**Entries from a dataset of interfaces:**

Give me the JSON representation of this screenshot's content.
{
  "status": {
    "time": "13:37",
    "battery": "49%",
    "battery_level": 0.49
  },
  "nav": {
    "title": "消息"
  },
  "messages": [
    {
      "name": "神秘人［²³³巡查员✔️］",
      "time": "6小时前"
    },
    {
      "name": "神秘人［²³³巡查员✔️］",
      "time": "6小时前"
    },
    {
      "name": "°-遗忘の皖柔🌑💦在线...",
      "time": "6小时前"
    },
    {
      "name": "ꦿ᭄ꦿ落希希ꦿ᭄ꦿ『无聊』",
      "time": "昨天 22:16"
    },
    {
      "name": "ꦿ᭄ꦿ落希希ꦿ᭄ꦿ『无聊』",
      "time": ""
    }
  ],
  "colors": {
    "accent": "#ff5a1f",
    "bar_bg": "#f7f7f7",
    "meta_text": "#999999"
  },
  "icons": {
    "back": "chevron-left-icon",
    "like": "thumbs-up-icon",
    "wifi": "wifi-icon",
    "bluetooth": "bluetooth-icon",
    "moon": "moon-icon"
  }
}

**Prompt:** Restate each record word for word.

**Response to this task:**
Give me the JSON representation of this screenshot's content.
{
  "status": {
    "time": "13:37",
    "battery": "49%",
    "battery_level": 0.49
  },
  "nav": {
    "title": "消息"
  },
  "messages": [
    {
      "name": "神秘人［²³³巡查员✔️］",
      "time": "6小时前"
    },
    {
      "name": "神秘人［²³³巡查员✔️］",
      "time": "6小时前"
    },
    {
      "name": "°-遗忘の皖柔🌑💦在线...",
      "time": "6小时前"
    },
    {
      "name": "ꦿ᭄ꦿ落希希ꦿ᭄ꦿ『无聊』",
      "time": "昨天 22:16"
    },
    {
      "name": "ꦿ᭄ꦿ落希希ꦿ᭄ꦿ『无聊』",
      "time": ""
    }
  ],
  "colors": {
    "accent": "#ff5a1f",
    "bar_bg": "#f7f7f7",
    "meta_text": "#999999"
  },
  "icons": {
    "back": "chevron-left-icon",
    "like": "thumbs-up-icon",
    "wifi": "wifi-icon",
    "bluetooth": "bluetooth-icon",
    "moon": "moon-icon"
  }
}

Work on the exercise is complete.